Note that the state of Texas does not have a statutory right of redemption. Once your home is sold, you have no right to live there, nor do you have the right to attempt to redeem your home. Once your home is gone, it’s gone for good.

After foreclosure

If the sale of your home was not enough to cover the full amount that you owed on your mortgage, your lender may come after you with a deficiency judgment. Some states have anti-deficiency laws, however, deficiency judgments are allowed in Texas. A deficiency judgment means that you must pay the lender the balance of what is still owed on your mortgage, even though you no longer own your home.

Another issue to consider is taxes. If your mortgage debt was forgiven in the foreclosure, you might actually owe taxes on the amount between how much the home sold for and what was still owed on your mortgage.

Finally, foreclosure is a nightmare for your credit. It puts a black mark on your credit report, which stays there for seven years. This means that it will be difficult, even impossible, to secure another loan for many years. Make an effort to slowly rebuild your credit with healthy financial habits.

Foreclosure is a stressful process that can be damaging to your finances and to your morale. Foreclosure should be seen as a last resort — there are ways to stop it.

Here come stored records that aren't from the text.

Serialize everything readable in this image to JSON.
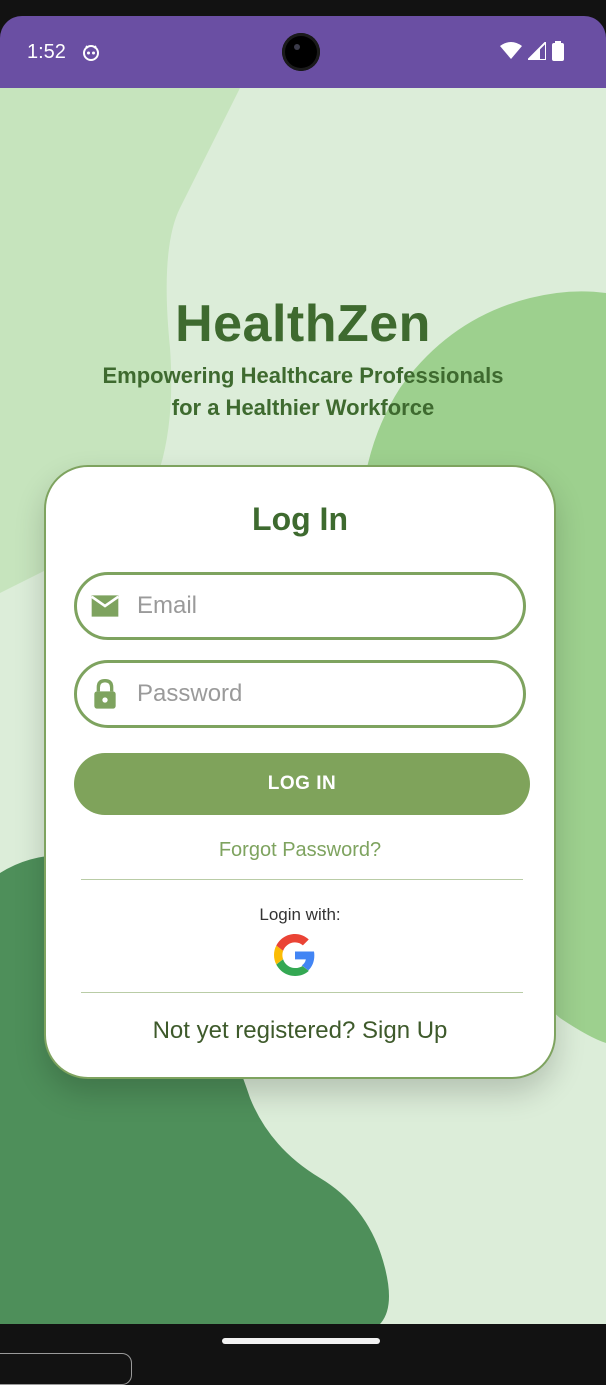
{
  "status_bar": {
    "time": "1:52",
    "app_icon": "robot-face-icon",
    "wifi_icon": "wifi-icon",
    "signal_icon": "cell-signal-icon",
    "battery_icon": "battery-icon"
  },
  "colors": {
    "status_bar": "#6a4fa3",
    "background": "#dcedd9",
    "brand_text": "#3e6a2f",
    "accent": "#7ea35f",
    "button": "#7fa35b"
  },
  "brand": {
    "title": "HealthZen",
    "subtitle_line1": "Empowering Healthcare Professionals",
    "subtitle_line2": "for a Healthier Workforce"
  },
  "login": {
    "title": "Log In",
    "email_placeholder": "Email",
    "email_value": "",
    "email_icon": "mail-icon",
    "password_placeholder": "Password",
    "password_value": "",
    "password_icon": "lock-icon",
    "login_button": "LOG IN",
    "forgot_password": "Forgot Password?",
    "login_with": "Login with:",
    "google_icon": "google-icon",
    "signup_text": "Not yet registered? Sign Up"
  }
}
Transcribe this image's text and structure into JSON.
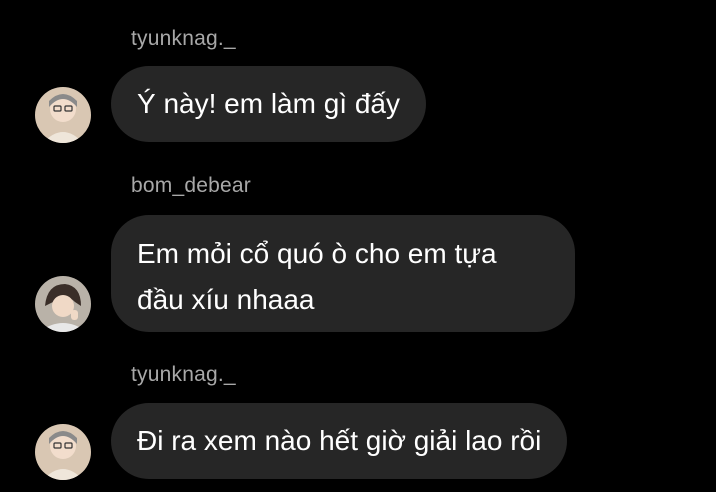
{
  "messages": [
    {
      "sender": "tyunknag._",
      "text": "Ý này! em làm gì đấy",
      "avatar_icon": "user-avatar-icon"
    },
    {
      "sender": "bom_debear",
      "text_lines": [
        "Em mỏi cổ quó ò cho em tựa",
        "đầu xíu nhaaa"
      ],
      "avatar_icon": "user-avatar-icon"
    },
    {
      "sender": "tyunknag._",
      "text": "Đi ra xem nào hết giờ giải lao rồi",
      "avatar_icon": "user-avatar-icon"
    }
  ],
  "colors": {
    "background": "#000000",
    "bubble": "#262626",
    "sender_name": "#a8a8a8",
    "message_text": "#ffffff"
  }
}
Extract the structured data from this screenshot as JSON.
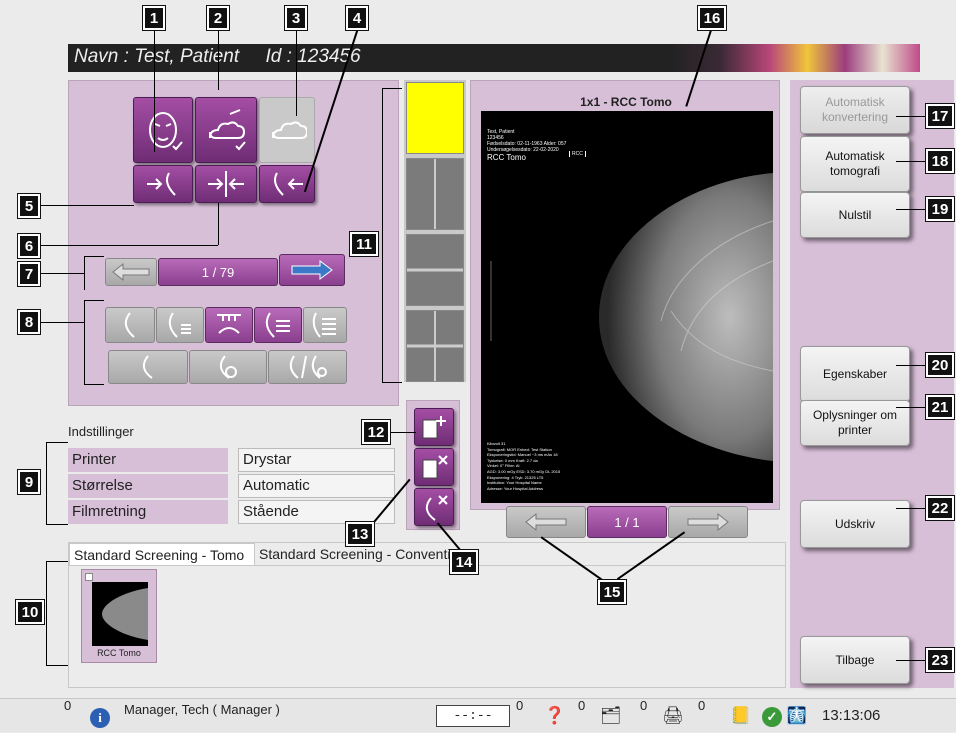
{
  "header": {
    "patient_title": "Navn : Test, Patient     Id : 123456"
  },
  "callouts": [
    "1",
    "2",
    "3",
    "4",
    "5",
    "6",
    "7",
    "8",
    "9",
    "10",
    "11",
    "12",
    "13",
    "14",
    "15",
    "16",
    "17",
    "18",
    "19",
    "20",
    "21",
    "22",
    "23"
  ],
  "nav": {
    "image_counter": "1 / 79"
  },
  "settings": {
    "heading": "Indstillinger",
    "rows": [
      {
        "label": "Printer",
        "value": "Drystar"
      },
      {
        "label": "Størrelse",
        "value": "Automatic"
      },
      {
        "label": "Filmretning",
        "value": "Stående"
      }
    ]
  },
  "viewer": {
    "title": "1x1 - RCC Tomo",
    "page_counter": "1 / 1",
    "overlay_top": [
      "Test, Patient",
      "123456",
      "Fødselsdato: 02-11-1963  Alder: 057",
      "Undersøgelsesdato: 22-02-2020",
      "RCC Tomo"
    ],
    "overlay_marker": "RCC",
    "overlay_bottom": [
      "Kilovolt 31",
      "Tomografi: MOR  Enhed: Test Station",
      "Eksponeringstid: Manuel  ~3 ms  mAs 18",
      "Tykkelse: 0 mm  Kraft: 2.7 da",
      "Vinkel: 0°  Filter: Al",
      "AGD: 3.00 mGy  ESD: 3.70 mGy  DL 2015",
      "Eksponering: 4  Tryk: 21325  LT5",
      "Institution: Your Hospital Name",
      "Adresse: Your Hospital Address"
    ]
  },
  "right_buttons": {
    "auto_convert": "Automatisk konvertering",
    "auto_tomo": "Automatisk tomografi",
    "reset": "Nulstil",
    "properties": "Egenskaber",
    "printer_info": "Oplysninger om printer",
    "print": "Udskriv",
    "back": "Tilbage"
  },
  "tabs": [
    {
      "label": "Standard Screening - Tomo"
    },
    {
      "label": "Standard Screening - Conventional"
    }
  ],
  "thumbnail": {
    "label": "RCC Tomo"
  },
  "status": {
    "count1": "0",
    "user": "Manager, Tech ( Manager )",
    "clock_display": "--:--",
    "count2": "0",
    "count3": "0",
    "count4": "0",
    "count5": "0",
    "time": "13:13:06"
  },
  "colors": {
    "panel": "#d8bfd8",
    "button": "#8a3f8f",
    "callout": "#111111",
    "yellow": "#ffff00"
  }
}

If you are looking for options to stop foreclosure, consider selling your home for cash. Contact us at Keller Home Solutions today. We can help you to sell your home for a fresh start. We’re an Austin-based investor with local experience. We can offer you a fair market price on your home, all in cash and with a quick turnaround time.

What is Considered Financial Hardship?

Posted by Keller Home Solutions in Avoiding Foreclosure, Financial Hardship | 0 comments

19.02.19

If you are having trouble making ends meet, you might be able to ask your lender or credit card companies for assistance. Oftentimes, writing a hardship letter to explain the details of your situation can help your case.

What constitutes a hardship?

How do you know if you are experiencing financial hardship? The IRS defines “hardship” as when you are not able to pay for allowable living expenses.

“Allowable living expenses” are the day-to-day things you need to take care of your family. These expenses include:

  1. Food
  2. Housekeeping supplies
  3. Apparel and services
  4. Personal care products and services
  5. Miscellaneous

Another way to look at it: If what you owe each month is more than what you earn, you are experiencing financial hardship.

There are many different situations that can lead to financial hardship —  

Losing your job, work cutbacks, or reduction in pay

These are the most common reasons for financial hardship. If you or a contributing member of your household loses their job, your finances can take a big hit. If you work an hourly job and your hours have been significantly cut, this can also qualify. Or, perhaps you got a new job, but it pays far less than your previous job. Even though you are employed, this can be treated as hardship.

If you are a business owner or are self-employed, a decline in business and revenue is also considered financial hardship.

Divorce or separation

Besides the legal fees, taking over sole responsibility for mortgage payments and other household expenses can be overwhelming with only one income. Add shared debt and child support, and the expenses can stack up quickly.

Illness or injury

Medical bills associated with serious conditions such as cancer or a heart attack, or even the slower onset of symptoms of Alzheimer’s disease or diabetes can take a significant toll on finances.

Death

Funeral costs due to a death in the family can put a serious strain on finances.

Disaster

Natural disasters and acts of God, as well as fires or car accidents can cause thousands of dollars of damage.

Legal problems

If you or a family member is involved in a costly litigation or is incarcerated, it can have a devastating effect on your finances.

If you have exhausted all other options to get out of hardship, you may look at selling your home and downsizing to a cheaper living situation to alleviate some of the financial stress. Keller Home Solutions is an Austin-based investor with local experience. We are willing to offer a fair market price on your home, all in cash and closing within days instead of weeks.

Contact us for a consultation today.